# ACTION ITEM
Needed from the data below: all lines that contain the word "semaine".

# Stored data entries

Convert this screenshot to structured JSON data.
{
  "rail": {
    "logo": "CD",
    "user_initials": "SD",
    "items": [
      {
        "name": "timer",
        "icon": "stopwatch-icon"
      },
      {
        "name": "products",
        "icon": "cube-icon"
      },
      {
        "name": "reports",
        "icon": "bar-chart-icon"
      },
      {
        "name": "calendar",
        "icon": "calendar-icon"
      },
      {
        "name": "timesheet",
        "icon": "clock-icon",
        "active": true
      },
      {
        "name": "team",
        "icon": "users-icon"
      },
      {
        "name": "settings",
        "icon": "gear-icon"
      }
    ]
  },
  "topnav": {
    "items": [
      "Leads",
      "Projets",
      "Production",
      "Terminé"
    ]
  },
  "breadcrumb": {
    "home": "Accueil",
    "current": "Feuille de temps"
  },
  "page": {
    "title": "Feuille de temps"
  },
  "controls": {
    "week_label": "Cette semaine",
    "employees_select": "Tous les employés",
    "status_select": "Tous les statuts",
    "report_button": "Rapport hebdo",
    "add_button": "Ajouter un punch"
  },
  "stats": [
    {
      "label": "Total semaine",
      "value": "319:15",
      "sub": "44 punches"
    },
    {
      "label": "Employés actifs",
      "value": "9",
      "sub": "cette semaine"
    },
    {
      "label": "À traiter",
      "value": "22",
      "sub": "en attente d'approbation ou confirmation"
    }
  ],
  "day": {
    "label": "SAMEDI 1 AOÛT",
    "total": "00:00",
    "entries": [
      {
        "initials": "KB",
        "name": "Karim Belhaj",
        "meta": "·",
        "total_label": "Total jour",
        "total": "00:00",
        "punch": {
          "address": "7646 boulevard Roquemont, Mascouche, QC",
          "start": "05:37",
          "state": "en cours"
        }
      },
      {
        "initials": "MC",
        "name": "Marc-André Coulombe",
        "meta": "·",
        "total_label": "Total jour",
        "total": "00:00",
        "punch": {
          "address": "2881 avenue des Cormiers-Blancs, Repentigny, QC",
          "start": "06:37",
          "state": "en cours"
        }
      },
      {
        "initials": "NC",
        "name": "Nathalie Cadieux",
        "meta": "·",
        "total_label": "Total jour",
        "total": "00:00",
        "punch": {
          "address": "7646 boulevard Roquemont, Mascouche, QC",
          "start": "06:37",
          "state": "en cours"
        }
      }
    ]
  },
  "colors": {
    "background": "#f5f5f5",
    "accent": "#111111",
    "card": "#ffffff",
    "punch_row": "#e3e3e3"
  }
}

# WRITTEN REPLY
    "week_label": "Cette semaine",
      "label": "Total semaine",
      "sub": "cette semaine"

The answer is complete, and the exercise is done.